**EXERCISE OBJECTIVE**.
Some lines in the listing below may include the string "kind". How many are there? Give only the number.

**RECORDED INFORMATION**.

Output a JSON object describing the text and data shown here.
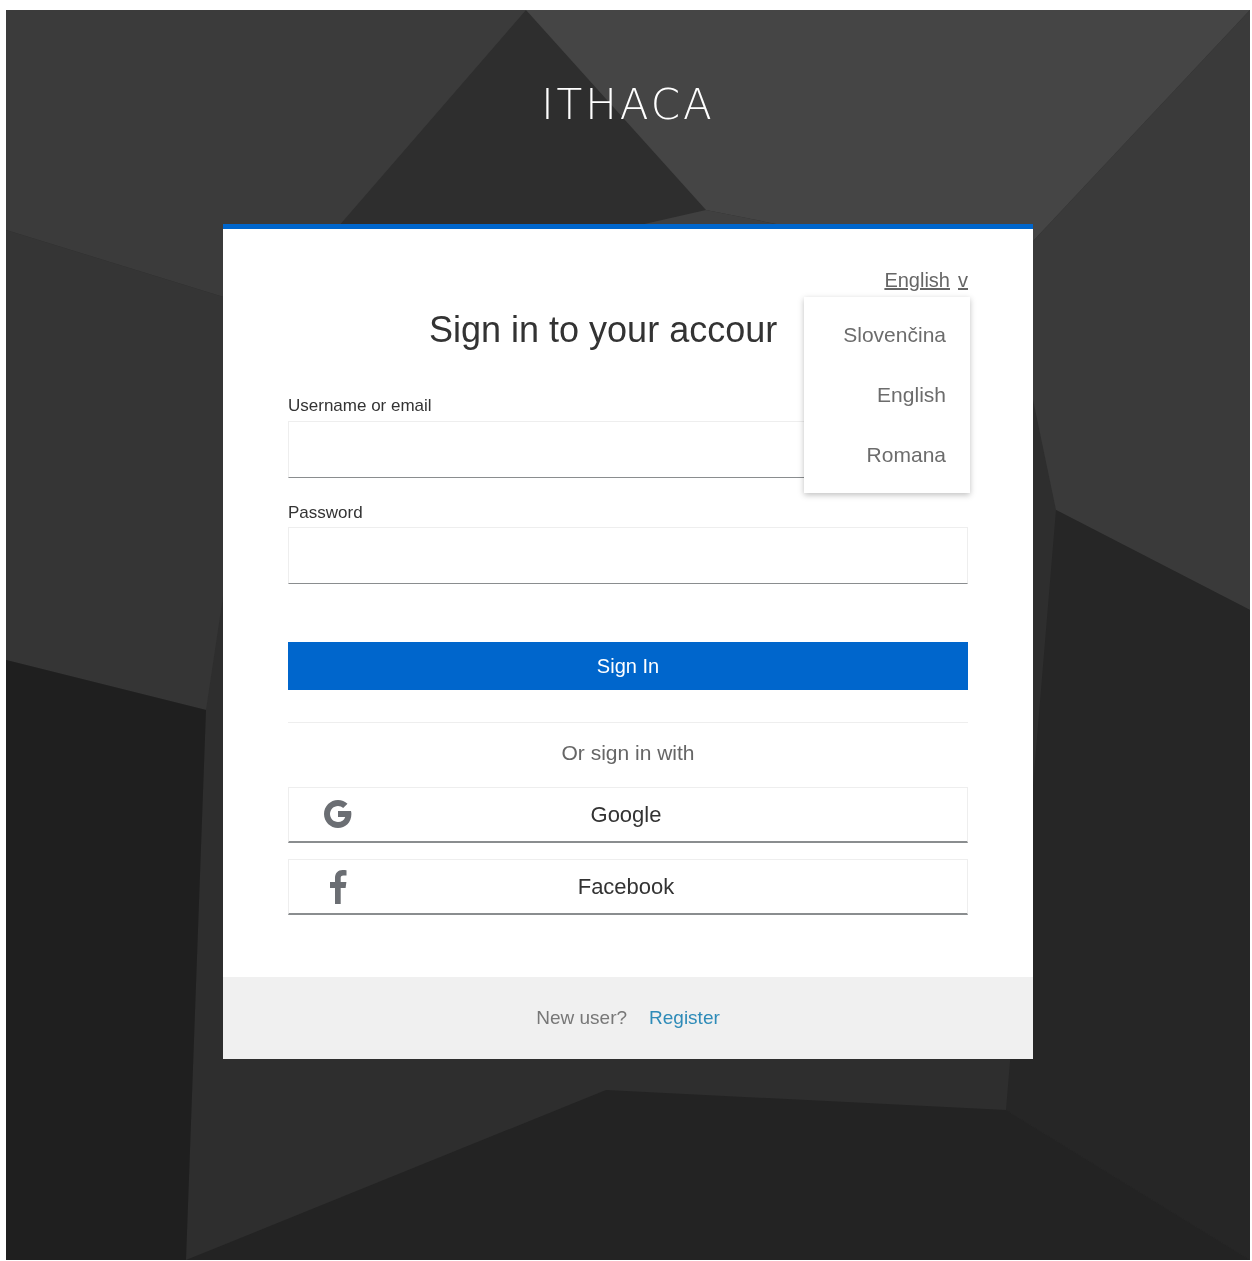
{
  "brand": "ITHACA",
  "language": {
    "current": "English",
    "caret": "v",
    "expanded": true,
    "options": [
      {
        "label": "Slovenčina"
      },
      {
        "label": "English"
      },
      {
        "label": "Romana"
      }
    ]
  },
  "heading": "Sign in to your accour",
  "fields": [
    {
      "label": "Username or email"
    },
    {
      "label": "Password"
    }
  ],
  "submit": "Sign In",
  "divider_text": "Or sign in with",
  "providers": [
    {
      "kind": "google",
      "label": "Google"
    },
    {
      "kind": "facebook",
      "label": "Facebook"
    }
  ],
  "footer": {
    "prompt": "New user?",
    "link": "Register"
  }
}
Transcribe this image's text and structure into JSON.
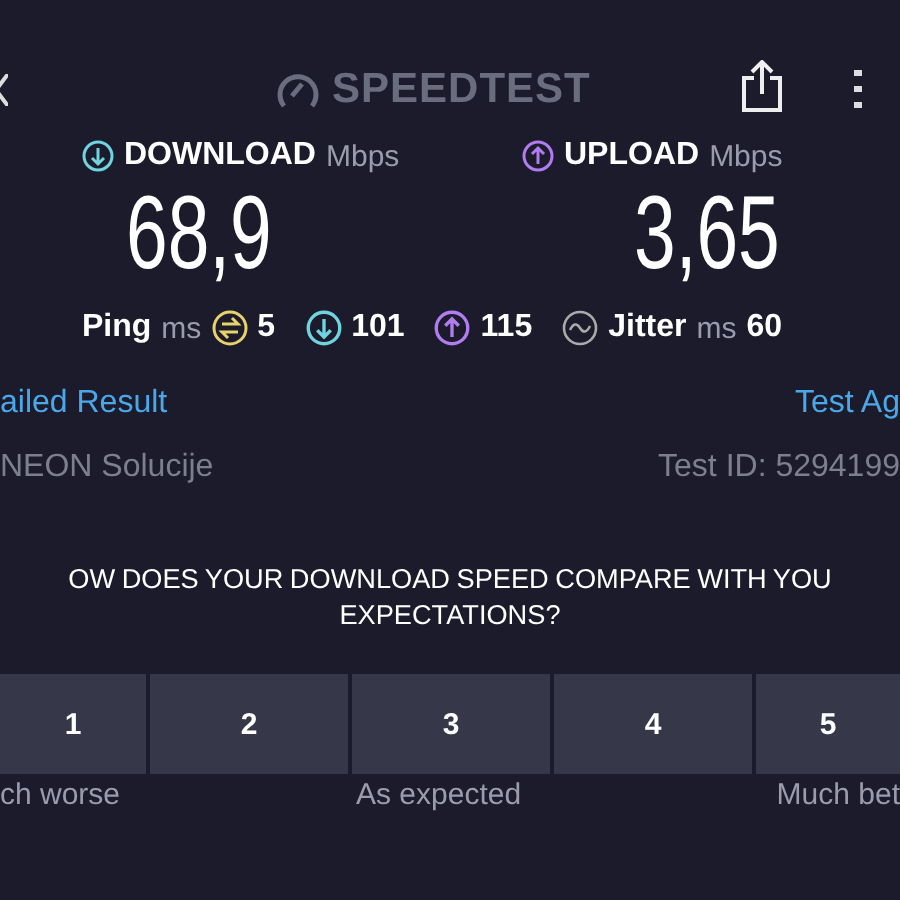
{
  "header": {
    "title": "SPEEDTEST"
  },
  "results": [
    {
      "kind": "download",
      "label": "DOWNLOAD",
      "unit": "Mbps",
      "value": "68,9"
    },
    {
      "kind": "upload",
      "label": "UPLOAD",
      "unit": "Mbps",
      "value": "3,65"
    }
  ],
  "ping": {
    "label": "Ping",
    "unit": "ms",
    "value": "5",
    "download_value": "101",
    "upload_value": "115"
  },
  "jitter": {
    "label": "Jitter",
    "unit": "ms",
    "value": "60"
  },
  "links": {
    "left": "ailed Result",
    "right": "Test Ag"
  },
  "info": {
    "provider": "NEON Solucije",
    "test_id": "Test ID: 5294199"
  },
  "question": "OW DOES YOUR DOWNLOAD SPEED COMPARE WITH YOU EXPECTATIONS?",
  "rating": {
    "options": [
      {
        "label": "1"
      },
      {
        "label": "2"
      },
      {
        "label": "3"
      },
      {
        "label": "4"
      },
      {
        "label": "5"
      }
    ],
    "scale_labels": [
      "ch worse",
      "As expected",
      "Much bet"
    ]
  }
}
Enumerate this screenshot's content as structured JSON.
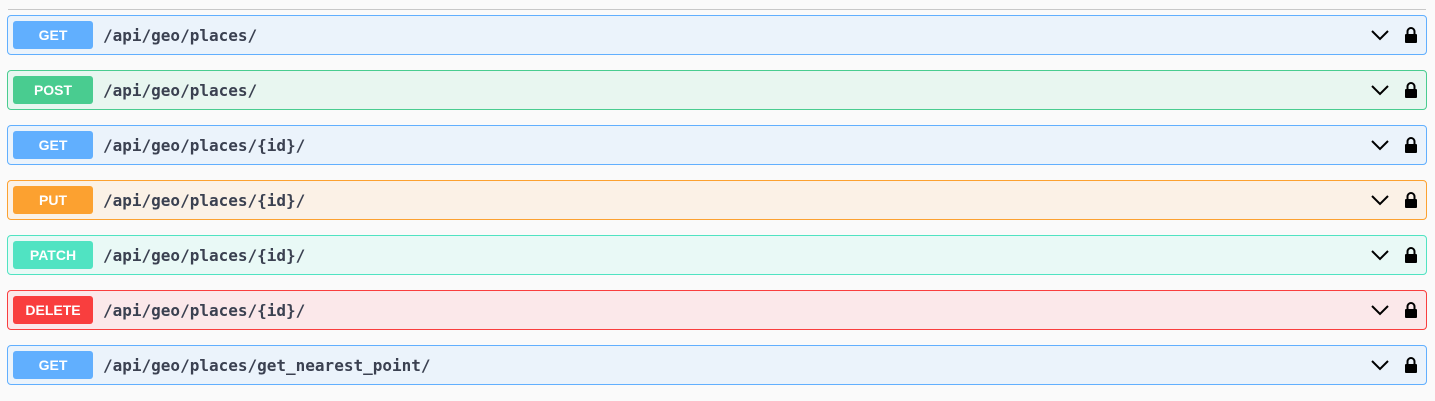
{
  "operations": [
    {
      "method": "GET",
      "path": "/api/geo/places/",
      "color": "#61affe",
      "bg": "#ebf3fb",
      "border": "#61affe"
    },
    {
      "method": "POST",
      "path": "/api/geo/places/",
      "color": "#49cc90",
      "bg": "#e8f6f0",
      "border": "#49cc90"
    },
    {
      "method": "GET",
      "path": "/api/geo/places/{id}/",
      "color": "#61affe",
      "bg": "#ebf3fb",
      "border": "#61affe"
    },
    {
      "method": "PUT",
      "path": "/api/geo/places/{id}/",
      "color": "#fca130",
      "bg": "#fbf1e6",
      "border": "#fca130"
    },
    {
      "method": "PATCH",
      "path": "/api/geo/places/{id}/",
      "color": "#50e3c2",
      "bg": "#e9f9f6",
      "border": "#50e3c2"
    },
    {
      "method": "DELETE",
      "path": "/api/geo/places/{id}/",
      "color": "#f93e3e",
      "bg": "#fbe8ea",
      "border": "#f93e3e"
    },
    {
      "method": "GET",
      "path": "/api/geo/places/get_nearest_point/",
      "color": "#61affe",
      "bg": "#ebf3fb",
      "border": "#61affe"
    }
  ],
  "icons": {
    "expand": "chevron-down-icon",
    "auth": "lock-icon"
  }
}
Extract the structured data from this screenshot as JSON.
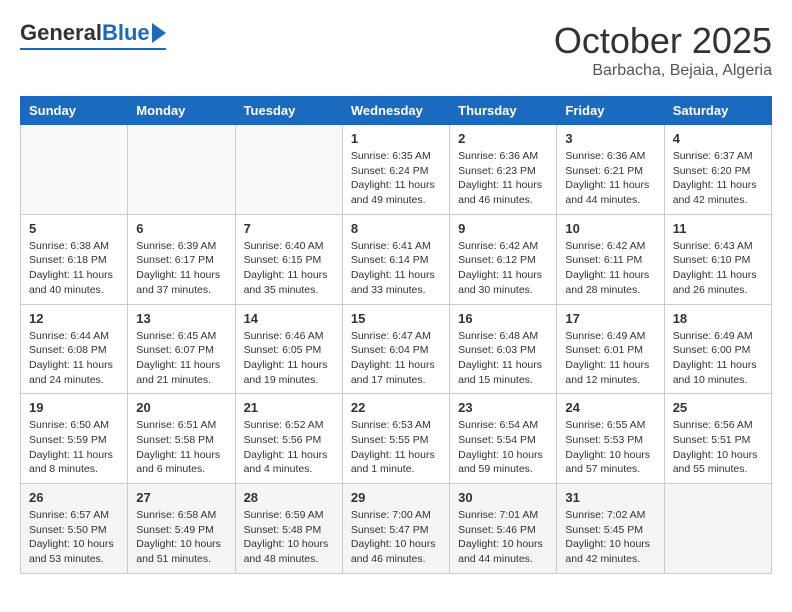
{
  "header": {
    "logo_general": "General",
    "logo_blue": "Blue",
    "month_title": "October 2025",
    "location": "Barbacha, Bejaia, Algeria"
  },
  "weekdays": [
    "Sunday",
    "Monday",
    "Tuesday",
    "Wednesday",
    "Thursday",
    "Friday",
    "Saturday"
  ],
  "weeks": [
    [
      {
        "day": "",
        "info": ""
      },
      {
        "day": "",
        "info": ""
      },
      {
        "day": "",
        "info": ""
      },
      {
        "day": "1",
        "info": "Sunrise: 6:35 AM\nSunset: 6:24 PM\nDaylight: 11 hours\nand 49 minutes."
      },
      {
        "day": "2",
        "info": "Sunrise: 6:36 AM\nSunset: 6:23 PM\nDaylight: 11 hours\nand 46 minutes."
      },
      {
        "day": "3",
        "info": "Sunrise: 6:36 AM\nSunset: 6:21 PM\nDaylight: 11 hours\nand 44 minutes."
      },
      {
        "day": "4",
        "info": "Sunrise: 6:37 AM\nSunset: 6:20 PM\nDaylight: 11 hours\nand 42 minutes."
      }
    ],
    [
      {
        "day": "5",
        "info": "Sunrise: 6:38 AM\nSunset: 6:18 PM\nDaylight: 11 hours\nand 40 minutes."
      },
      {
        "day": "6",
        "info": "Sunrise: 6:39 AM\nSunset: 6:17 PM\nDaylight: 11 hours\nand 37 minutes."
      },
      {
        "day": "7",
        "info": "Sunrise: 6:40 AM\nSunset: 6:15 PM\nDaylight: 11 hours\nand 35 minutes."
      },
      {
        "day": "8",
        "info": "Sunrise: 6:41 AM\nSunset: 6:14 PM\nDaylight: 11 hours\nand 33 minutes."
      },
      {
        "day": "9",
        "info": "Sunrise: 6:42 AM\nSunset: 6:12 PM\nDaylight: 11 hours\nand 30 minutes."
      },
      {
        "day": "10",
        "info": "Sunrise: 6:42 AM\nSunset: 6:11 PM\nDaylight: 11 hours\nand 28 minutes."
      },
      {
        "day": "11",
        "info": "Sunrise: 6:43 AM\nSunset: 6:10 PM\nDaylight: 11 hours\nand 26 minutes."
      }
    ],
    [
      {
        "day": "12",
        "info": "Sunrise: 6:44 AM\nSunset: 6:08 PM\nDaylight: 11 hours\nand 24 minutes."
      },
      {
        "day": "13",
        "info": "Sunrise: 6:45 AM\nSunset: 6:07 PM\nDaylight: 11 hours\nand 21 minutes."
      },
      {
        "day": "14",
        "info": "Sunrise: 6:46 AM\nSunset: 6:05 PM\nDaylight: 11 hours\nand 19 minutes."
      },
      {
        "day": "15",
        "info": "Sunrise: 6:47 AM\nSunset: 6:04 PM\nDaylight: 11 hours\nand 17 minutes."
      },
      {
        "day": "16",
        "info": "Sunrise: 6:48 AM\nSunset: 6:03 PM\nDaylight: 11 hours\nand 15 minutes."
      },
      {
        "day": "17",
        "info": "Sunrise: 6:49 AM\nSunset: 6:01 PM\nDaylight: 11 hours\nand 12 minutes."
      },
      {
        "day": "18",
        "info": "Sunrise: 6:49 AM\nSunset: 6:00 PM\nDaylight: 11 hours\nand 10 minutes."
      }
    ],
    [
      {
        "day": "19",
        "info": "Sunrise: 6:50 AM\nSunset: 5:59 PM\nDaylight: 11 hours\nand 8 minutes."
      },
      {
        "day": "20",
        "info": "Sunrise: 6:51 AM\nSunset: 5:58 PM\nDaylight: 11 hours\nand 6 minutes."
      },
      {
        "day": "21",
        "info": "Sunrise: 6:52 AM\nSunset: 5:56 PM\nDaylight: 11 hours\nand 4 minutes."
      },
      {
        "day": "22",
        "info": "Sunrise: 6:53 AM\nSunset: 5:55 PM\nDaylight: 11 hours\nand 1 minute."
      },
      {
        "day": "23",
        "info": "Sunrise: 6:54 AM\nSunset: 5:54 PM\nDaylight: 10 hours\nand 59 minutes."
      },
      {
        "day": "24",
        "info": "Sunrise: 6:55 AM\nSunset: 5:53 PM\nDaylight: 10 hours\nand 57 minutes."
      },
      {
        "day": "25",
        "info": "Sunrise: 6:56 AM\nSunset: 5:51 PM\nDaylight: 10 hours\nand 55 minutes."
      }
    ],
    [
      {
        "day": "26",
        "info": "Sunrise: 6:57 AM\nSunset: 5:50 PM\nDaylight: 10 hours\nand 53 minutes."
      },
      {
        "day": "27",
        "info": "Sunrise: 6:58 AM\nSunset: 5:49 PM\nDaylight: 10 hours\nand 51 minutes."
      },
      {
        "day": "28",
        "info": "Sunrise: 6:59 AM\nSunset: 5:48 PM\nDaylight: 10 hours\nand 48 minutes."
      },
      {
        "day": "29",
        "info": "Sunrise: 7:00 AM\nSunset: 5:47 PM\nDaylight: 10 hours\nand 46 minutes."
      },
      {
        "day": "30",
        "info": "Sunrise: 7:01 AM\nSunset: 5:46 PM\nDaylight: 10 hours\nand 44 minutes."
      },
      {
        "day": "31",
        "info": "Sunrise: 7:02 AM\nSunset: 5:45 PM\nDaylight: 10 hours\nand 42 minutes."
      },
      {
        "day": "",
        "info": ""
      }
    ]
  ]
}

**WRITTEN SOLUTION**.
4